Former ‘unofficial’ BN secretary-general Datuk Seri Nazri Aziz has been making headlines with his various antics towards UMNO.
Curiously, Nazri remained under the radar in the months following BN’s defeat in GE-14. But his recent emergence in the public eye was not a positive change from his silence.
Nazri made his return in February, saying non-Malays shouldn’t be appointed as Attorney-General, Chief Justice, and Finance Minister, because they could not take their oath of office as they do not swear on the Quran.
He added that the non-Malays have no right to question Malay privileges, because the non-Malays have already been given the privilege of having vernacular schools. With those statements, he received criticism from his own coalition-mates and members of the public.
He then defended his statements, clarifying that he meant to say if the non-Malays dispute Malay rights, there will be an opposite reaction, thus calling for a mutual respect.
Nevertheless, the damage has been done.
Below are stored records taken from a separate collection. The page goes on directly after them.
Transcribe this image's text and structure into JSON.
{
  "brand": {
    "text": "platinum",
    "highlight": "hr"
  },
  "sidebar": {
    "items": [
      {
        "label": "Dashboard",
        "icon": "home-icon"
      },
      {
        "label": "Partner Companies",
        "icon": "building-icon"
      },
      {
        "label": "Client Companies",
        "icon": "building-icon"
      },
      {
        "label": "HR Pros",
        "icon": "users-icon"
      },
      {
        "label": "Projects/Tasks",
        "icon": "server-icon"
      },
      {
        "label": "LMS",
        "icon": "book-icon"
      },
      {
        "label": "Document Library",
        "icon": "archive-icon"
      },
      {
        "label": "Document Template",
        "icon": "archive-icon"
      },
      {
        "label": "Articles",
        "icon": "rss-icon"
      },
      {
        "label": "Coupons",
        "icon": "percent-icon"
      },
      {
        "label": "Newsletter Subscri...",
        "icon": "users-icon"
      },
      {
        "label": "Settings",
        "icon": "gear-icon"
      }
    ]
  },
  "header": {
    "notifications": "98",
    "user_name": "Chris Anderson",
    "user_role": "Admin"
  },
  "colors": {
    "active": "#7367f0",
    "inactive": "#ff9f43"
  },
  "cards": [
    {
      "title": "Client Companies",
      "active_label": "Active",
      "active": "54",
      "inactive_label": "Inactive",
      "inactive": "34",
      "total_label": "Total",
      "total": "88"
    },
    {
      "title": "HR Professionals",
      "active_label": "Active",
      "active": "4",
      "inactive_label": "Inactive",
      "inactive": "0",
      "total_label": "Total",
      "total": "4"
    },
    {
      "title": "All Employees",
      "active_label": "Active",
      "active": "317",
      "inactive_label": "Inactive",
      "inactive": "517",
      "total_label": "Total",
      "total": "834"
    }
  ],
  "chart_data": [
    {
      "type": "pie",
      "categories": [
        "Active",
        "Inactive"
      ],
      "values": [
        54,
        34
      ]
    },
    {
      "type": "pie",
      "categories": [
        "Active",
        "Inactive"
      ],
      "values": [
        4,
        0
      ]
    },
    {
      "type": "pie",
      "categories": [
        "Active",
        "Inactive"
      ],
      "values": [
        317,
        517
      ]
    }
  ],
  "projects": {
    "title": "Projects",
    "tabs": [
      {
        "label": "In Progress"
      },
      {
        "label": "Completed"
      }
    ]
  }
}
He was condemned by SUHAKAM (Human Rights Commission of Malaysia) for being a racist.
In March, MCA and MIC said that Nazri’s appointment as BN secretary-general was ‘illegal’, in other words not in accordance with BN constitution.
In response, Nazri retaliated with another controversial statement, asking MCA and MIC to leave BN as UMNO now has PAS as an ally.
This led MCA and MIC to issue a joint statement, saying that they will boycott the BN supreme council meeting if Nazri is attending.
With the ongoing tension, UMNO acting president Datuk Seri Mohamad Hasan stepped in and claimed that Nazri was never officially appointed as the coalition secretary-general. Thus, the “former” secretary-general Datuk Seri Tengku Adnan Tengku Mansor is still the current BN secretary general.
Despite MCA and MIC only have one parliamentary seat each, UMNO still tries to keep them as allies by giving in to their demands. Do UMNO really need MCA and MIC?